30 April 2015
RAAF Growler (photo : Aviation Week)
WASHINGTON - The State Department has made a determination approving a possible Foreign Military Sale to Australia for F/A-18E/F Super Hornet and EA-18G Growler Aircraft Sustainment and associated equipment, parts and logistical support for an estimated cost of $1.5 billion. The Defense Security Cooperation Agency delivered the required certification notifying Congress of this possible sale today.
The Government of Australia has requested a possible sale of follow-on sustainment support and services for twenty four (24) AF/A-18Fs Super Hornet and twelve (12) AEA-18G Growler aircraft. The sustainment efforts will include software and hardware updates, Engineering Change Proposals, System Configuration upgrades, system integration and testing, engine component improvement, tools and test equipment, spare and repair parts, support equipment, publications and technical documentation, personnel training and training equipment, aircrew trainer devices upgrades, U.S. Government and contractor technical assistance, and other related elements of logistics and program support. The estimated cost is $1.5 billion.

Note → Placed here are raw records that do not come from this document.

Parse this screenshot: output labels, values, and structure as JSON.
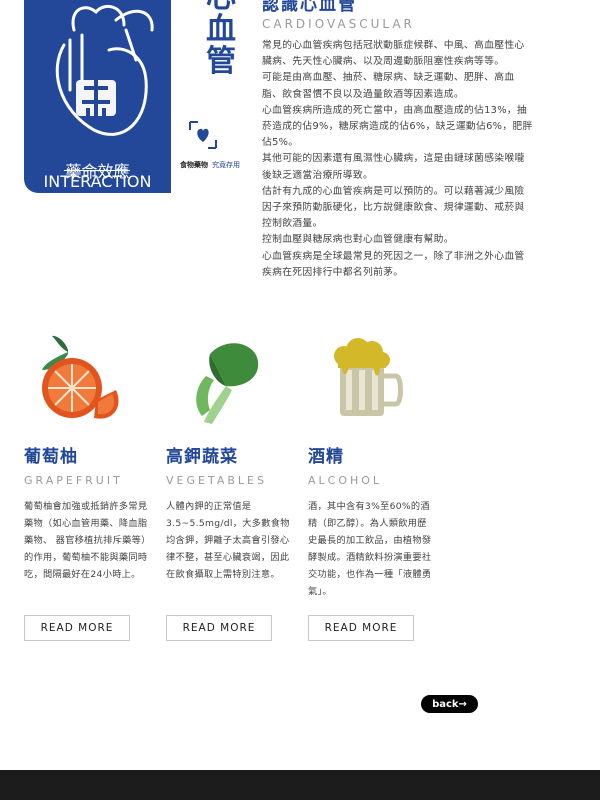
{
  "hero": {
    "caption_cn": "藥命效應",
    "caption_en": "INTERACTION"
  },
  "side_title": "心血管",
  "side_label": {
    "primary": "食物藥物",
    "secondary": "究竟存用"
  },
  "section": {
    "title": "認識心血管",
    "subtitle": "CARDIOVASCULAR",
    "paragraphs": [
      "常見的心血管疾病包括冠狀動脈症候群、中風、高血壓性心臟病、先天性心臟病、以及周邊動脈阻塞性疾病等等。",
      "可能是由高血壓、抽菸、糖尿病、缺乏運動、肥胖、高血脂、飲食習慣不良以及過量飲酒等因素造成。",
      "心血管疾病所造成的死亡當中，由高血壓造成的佔13%，抽菸造成的佔9%，糖尿病造成的佔6%，缺乏運動佔6%，肥胖佔5%。",
      "其他可能的因素還有風濕性心臟病，這是由鏈球菌感染喉嚨後缺乏適當治療所導致。",
      "估計有九成的心血管疾病是可以預防的。可以藉著減少風險因子來預防動脈硬化，比方說健康飲食、規律運動、戒菸與控制飲酒量。",
      "控制血壓與糖尿病也對心血管健康有幫助。",
      "心血管疾病是全球最常見的死因之一，除了非洲之外心血管疾病在死因排行中都名列前茅。"
    ]
  },
  "items": [
    {
      "name": "葡萄柚",
      "en": "GRAPEFRUIT",
      "desc": "葡萄柚會加強或抵銷許多常見藥物（如心血管用藥、降血脂藥物、 器官移植抗排斥藥等）的作用，葡萄柚不能與藥同時吃，間隔最好在24小時上。",
      "button": "READ MORE",
      "icon": "grapefruit-icon"
    },
    {
      "name": "高鉀蔬菜",
      "en": "VEGETABLES",
      "desc": "人體內鉀的正常值是3.5~5.5mg/dl，大多數食物均含鉀，鉀離子太高會引發心律不整，甚至心臟衰竭，因此在飲食攝取上需特別注意。",
      "button": "READ MORE",
      "icon": "vegetable-icon"
    },
    {
      "name": "酒精",
      "en": "ALCOHOL",
      "desc": "酒，其中含有3%至60%的酒精（即乙醇）。為人類飲用歷史最長的加工飲品，由植物發酵製成。酒精飲料扮演重要社交功能，也作為一種「液體勇氣」。",
      "button": "READ MORE",
      "icon": "beer-mug-icon"
    }
  ],
  "back_label": "back→",
  "colors": {
    "brand_blue": "#23489a",
    "footer": "#1c1c1c"
  }
}
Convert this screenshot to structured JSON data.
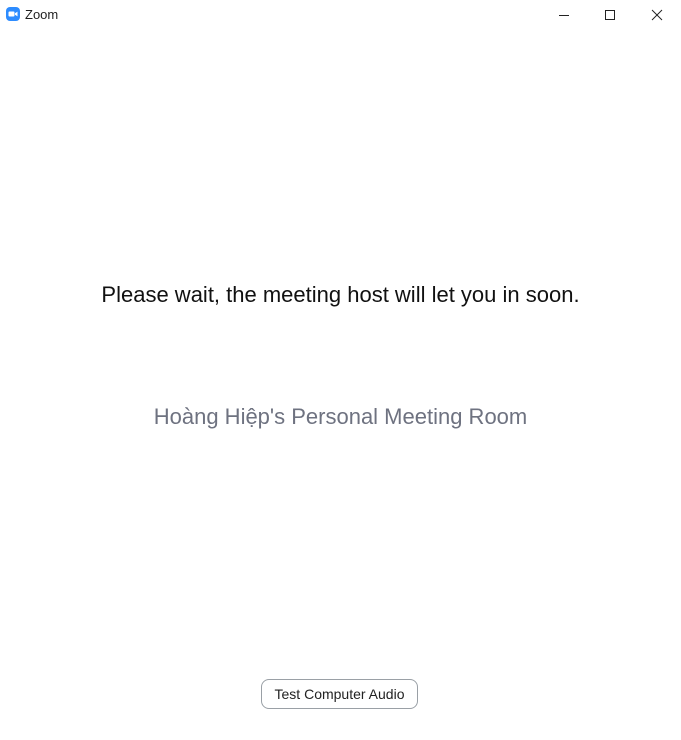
{
  "window": {
    "title": "Zoom",
    "logo_icon": "zoom-camera-icon",
    "controls": {
      "minimize_icon": "minimize-icon",
      "maximize_icon": "maximize-icon",
      "close_icon": "close-icon"
    }
  },
  "main": {
    "wait_message": "Please wait, the meeting host will let you in soon.",
    "room_name": "Hoàng Hiệp's Personal Meeting Room"
  },
  "footer": {
    "test_audio_label": "Test Computer Audio"
  },
  "colors": {
    "brand": "#2d8cff",
    "room_name_text": "#6e7280"
  }
}
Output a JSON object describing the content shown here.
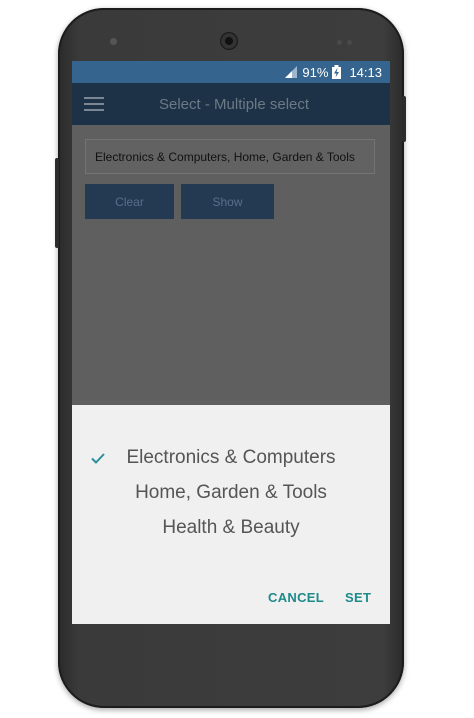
{
  "status_bar": {
    "battery_percent": "91%",
    "time": "14:13"
  },
  "app_bar": {
    "title": "Select - Multiple select"
  },
  "selection_field": {
    "value": "Electronics & Computers, Home, Garden & Tools"
  },
  "buttons": {
    "clear_label": "Clear",
    "show_label": "Show"
  },
  "picker": {
    "options": [
      {
        "label": "Electronics & Computers",
        "checked": true
      },
      {
        "label": "Home, Garden & Tools",
        "checked": false
      },
      {
        "label": "Health & Beauty",
        "checked": false
      }
    ],
    "cancel_label": "CANCEL",
    "set_label": "SET"
  },
  "colors": {
    "status_bar": "#35648e",
    "app_bar": "#1d3246",
    "button": "#233a52",
    "accent": "#1e8a8a",
    "sheet": "#f0f0f0"
  },
  "icons": [
    "signal-icon",
    "battery-charging-icon",
    "menu-icon",
    "check-icon"
  ]
}
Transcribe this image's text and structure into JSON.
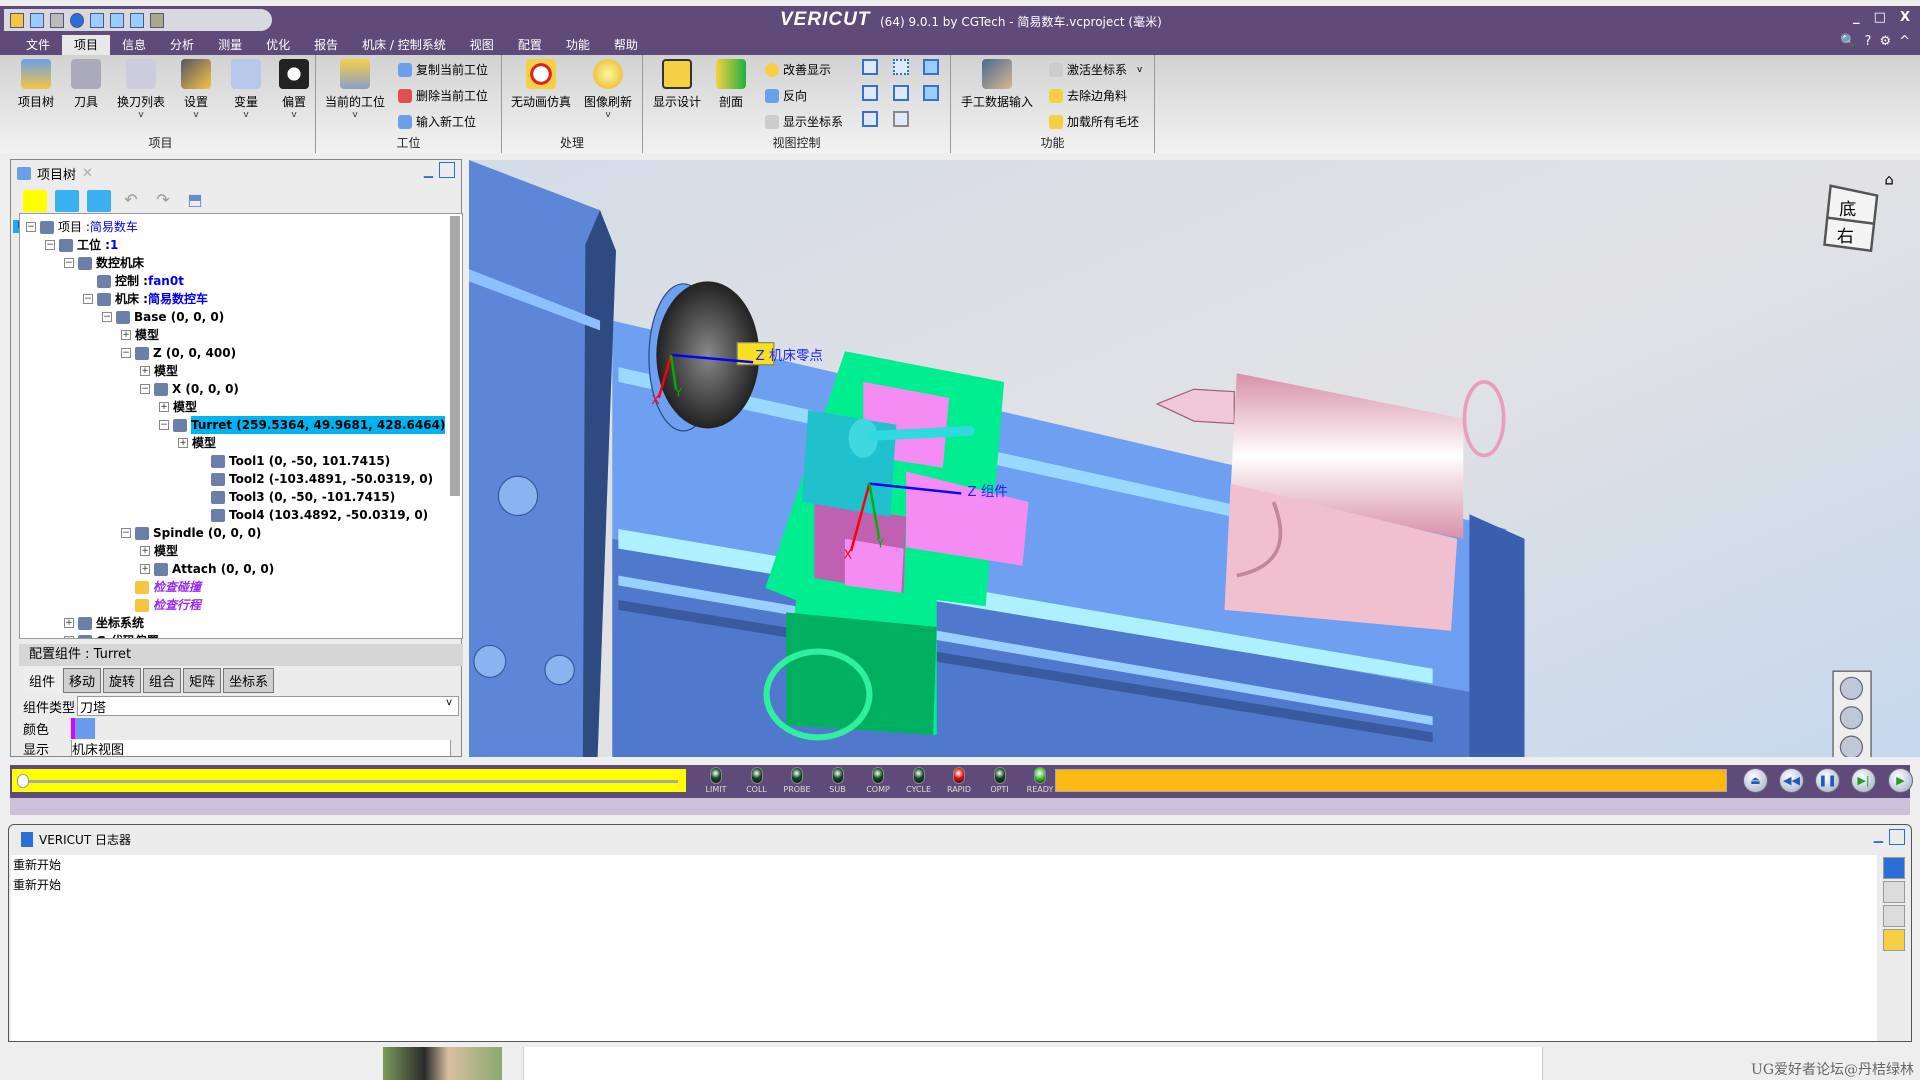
{
  "window": {
    "brand": "VERICUT",
    "title": "(64)  9.0.1 by CGTech - 简易数车.vcproject (毫米)",
    "controls": [
      "_",
      "□",
      "X"
    ]
  },
  "menu": {
    "items": [
      "文件",
      "项目",
      "信息",
      "分析",
      "测量",
      "优化",
      "报告",
      "机床 / 控制系统",
      "视图",
      "配置",
      "功能",
      "帮助"
    ],
    "active": "项目",
    "right_icons": [
      "search-icon",
      "help-icon",
      "gear-icon",
      "collapse-icon"
    ]
  },
  "ribbon": {
    "groups": [
      {
        "label": "项目",
        "buttons": [
          "项目树",
          "刀具",
          "换刀列表",
          "设置",
          "变量",
          "偏置"
        ]
      },
      {
        "label": "工位",
        "big": "当前的工位",
        "small": [
          "复制当前工位",
          "删除当前工位",
          "输入新工位"
        ]
      },
      {
        "label": "处理",
        "buttons": [
          "无动画仿真",
          "图像刷新"
        ]
      },
      {
        "label": "视图控制",
        "buttons": [
          "显示设计",
          "剖面"
        ],
        "small": [
          "改善显示",
          "反向",
          "显示坐标系"
        ]
      },
      {
        "label": "功能",
        "big": "手工数据输入",
        "small": [
          "激活坐标系",
          "去除边角料",
          "加载所有毛坯"
        ]
      }
    ]
  },
  "project_tree": {
    "tab_label": "项目树",
    "rows": [
      {
        "lvl": 0,
        "tog": "-",
        "label": "项目 : ",
        "value": "简易数车",
        "style": "normal"
      },
      {
        "lvl": 1,
        "tog": "-",
        "label": "工位 : ",
        "value": "1",
        "style": "bold"
      },
      {
        "lvl": 2,
        "tog": "-",
        "label": "数控机床",
        "value": "",
        "style": "bold"
      },
      {
        "lvl": 3,
        "tog": "",
        "label": "控制 : ",
        "value": "fan0t",
        "style": "bold"
      },
      {
        "lvl": 3,
        "tog": "-",
        "label": "机床 : ",
        "value": "简易数控车",
        "style": "bold"
      },
      {
        "lvl": 4,
        "tog": "-",
        "label": "Base (0, 0, 0)",
        "value": "",
        "style": "bold"
      },
      {
        "lvl": 5,
        "tog": "+",
        "label": "模型",
        "value": "",
        "style": "bold"
      },
      {
        "lvl": 5,
        "tog": "-",
        "label": "Z (0, 0, 400)",
        "value": "",
        "style": "bold"
      },
      {
        "lvl": 6,
        "tog": "+",
        "label": "模型",
        "value": "",
        "style": "bold"
      },
      {
        "lvl": 6,
        "tog": "-",
        "label": "X (0, 0, 0)",
        "value": "",
        "style": "bold"
      },
      {
        "lvl": 7,
        "tog": "+",
        "label": "模型",
        "value": "",
        "style": "bold"
      },
      {
        "lvl": 7,
        "tog": "-",
        "label": "Turret (259.5364, 49.9681, 428.6464)",
        "value": "",
        "style": "selected"
      },
      {
        "lvl": 8,
        "tog": "+",
        "label": "模型",
        "value": "",
        "style": "bold"
      },
      {
        "lvl": 9,
        "tog": "",
        "label": "Tool1 (0, -50, 101.7415)",
        "value": "",
        "style": "bold"
      },
      {
        "lvl": 9,
        "tog": "",
        "label": "Tool2 (-103.4891, -50.0319, 0)",
        "value": "",
        "style": "bold"
      },
      {
        "lvl": 9,
        "tog": "",
        "label": "Tool3 (0, -50, -101.7415)",
        "value": "",
        "style": "bold"
      },
      {
        "lvl": 9,
        "tog": "",
        "label": "Tool4 (103.4892, -50.0319, 0)",
        "value": "",
        "style": "bold"
      },
      {
        "lvl": 5,
        "tog": "-",
        "label": "Spindle (0, 0, 0)",
        "value": "",
        "style": "bold"
      },
      {
        "lvl": 6,
        "tog": "+",
        "label": "模型",
        "value": "",
        "style": "bold"
      },
      {
        "lvl": 6,
        "tog": "+",
        "label": "Attach (0, 0, 0)",
        "value": "",
        "style": "bold"
      },
      {
        "lvl": 5,
        "tog": "",
        "label": "检查碰撞",
        "value": "",
        "style": "purple"
      },
      {
        "lvl": 5,
        "tog": "",
        "label": "检查行程",
        "value": "",
        "style": "purple"
      },
      {
        "lvl": 2,
        "tog": "+",
        "label": "坐标系统",
        "value": "",
        "style": "bold"
      },
      {
        "lvl": 2,
        "tog": "+",
        "label": "G-代码偏置",
        "value": "",
        "style": "bold"
      }
    ]
  },
  "config": {
    "header": "配置组件 : Turret",
    "tabs": [
      "组件",
      "移动",
      "旋转",
      "组合",
      "矩阵",
      "坐标系"
    ],
    "active_tab": "组件",
    "type_label": "组件类型",
    "type_value": "刀塔",
    "color_label": "颜色",
    "color_value": "#6d98f0",
    "display_label": "显示",
    "display_value": "机床视图"
  },
  "viewport": {
    "labels": {
      "machine_zero": "Z 机床零点",
      "component": "Z 组件",
      "x": "X",
      "y": "Y"
    },
    "navcube": [
      "底",
      "右"
    ]
  },
  "status": {
    "leds": [
      {
        "name": "LIMIT",
        "color": "#0f4a1e"
      },
      {
        "name": "COLL",
        "color": "#0f4a1e"
      },
      {
        "name": "PROBE",
        "color": "#0f4a1e"
      },
      {
        "name": "SUB",
        "color": "#0f4a1e"
      },
      {
        "name": "COMP",
        "color": "#0f4a1e"
      },
      {
        "name": "CYCLE",
        "color": "#0f4a1e"
      },
      {
        "name": "RAPID",
        "color": "#e01010"
      },
      {
        "name": "OPTI",
        "color": "#0f4a1e"
      },
      {
        "name": "READY",
        "color": "#40d030"
      }
    ],
    "slider_position": 0,
    "progress_percent": 0,
    "playback": [
      "eject-icon",
      "rewind-icon",
      "pause-icon",
      "step-icon",
      "play-icon"
    ]
  },
  "log": {
    "tab_label": "VERICUT 日志器",
    "lines": [
      "重新开始",
      "重新开始"
    ]
  },
  "taskbar": {
    "watermark": "UG爱好者论坛@丹桔绿林"
  }
}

This sale will contribute to the foreign policy and national security of the United States by helping to improve the security of a major contributor to political stability, security, and economic development in Southeast Asia and around the world. Australia is an important ally and partner that contributes significantly to coalition, peacekeeping, and humanitarian operations around the world. It is vital to the U.S. national interest to assist our ally in developing and maintaining a strong and ready self-defense capability. This proposed sale is consistent with those objectives and facilitates burden sharing with a key ally.
The proposed sale of follow-on sustainment support and services will enable the Royal Australian Air Force to ensure the reliability and performance of its F/A-18 fleet. The follow-on support will allow Australia to maintain aircraft availability/operational rates, and enhance interoperability with the U.S. and other nations.
The proposed sale of this additional support will not alter the basic military balance in the region.
The principal contractor will be The Boeing Company in St. Louis, Missouri. There are no known offset agreements proposed in connection with this potential sale.
Implementation of this proposed sale may require continued assignment of U.S. Government and contractor representatives to Australia.
There will be no adverse impact on U.S. defense readiness as a result of this proposed sale.
This notice of a potential sale is required by law and does not mean the sale has been concluded.